Maria Jensen: One thing that differentiates us from other research on gene expression and animal genomics is that we capture a lot of phenotypic data on the animals. We have a lot of data from the cows about their feed, intake, environment, and from milking robots. We couple that data with the analysis of gene expression and use machine learning to validate the insights. Then, we deliver scientifically robust information to the farmer in an easy-to-understand format.
For example, factors like feed, hygiene, environment can be picked up as signals in the data. Once we had our first big batch of data, which is now one of the world's largest RNA datasets for Holstein dairy cattle, we saw other signals for things like dehydration. We can use these signals to identify when herds should get nutritional supplements to enhance productivity and the quality of the milk.
Can you unpack how your solution improves sustainability for the dairy industry?
Andrew Lessey: For current herd efficiency, we use gene expression to monitor the output performance of an animal compared to its potential. Farmers use the information to optimize the animals to be as productive and as healthy as they can be, because healthy cows produce more and better milk. Future efficiency is improved by using our technology to guide breeding strategies and to identify the best calves and heifers to introduce into the farm’s herd.
As the farmer improves efficiency, there's less wasted inputs and it takes fewer animals to produce the same amount of milk or more milk. Fewer animals mean less land used for growing feed and lower greenhouse gas emissions. We're also studying how epigenomic markers affect the quality of the milk, not just quantity.
How does your solution support better animal welfare?
Andrew Lessey: One of the most evident things we’ve found is that happy cows produce not only more milk, but better milk. We know that because we can measure inflammatory and stress markers, showing when the animal is unhappy about something that might not be evident to the farmer and certainly wouldn't be identified by genomics alone.

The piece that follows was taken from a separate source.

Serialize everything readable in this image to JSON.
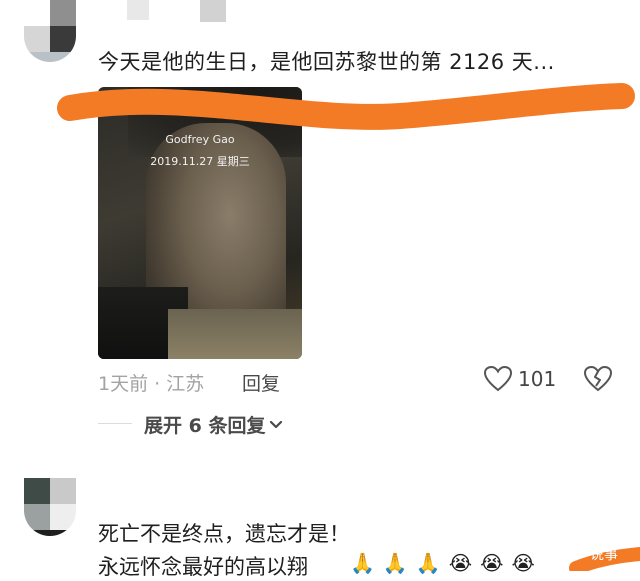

Farmers can then address potential causes of that stress or inflammation. Although cows can't tell us that they're healthier, those inflammatory and stress markers subside, and their performance improves. Whether that is more milk, higher quality milk, or improved fertility, all those outcomes are possible by reducing stress and inflammation within the animal.
What is in the future for Antler Bio?
Maria Jensen: Currently we are working with early adopters. Going forward, we want to scale with in-house lab sequencing capabilities. Something we've done very well already is leveraging grants. We’ve doubled every investment we have received with grant funding.
The grants we applied for were based on the horse data and our vision of transitioning to the livestock industry. Now, we have proof of the concept from the dairy industry, which will accelerate launching to the dairy sector.
Andrew Lessey: There is also the potential to partner with commercial entities looking at the effects of nutrition feed supplementation and dairy cows. Our technology is also species agnostic. So, we will translate our technology to any species. It's just a case of being able to capture the data set in both the gene expression samples and phenotypic data. Once we're established with dairy cows, an easy transition would be beef cattle.
Learn more about Antler Bio and how their data-driven epigenomics solution can improve productivity, fertility, and welfare for livestock. The interview was edited for length.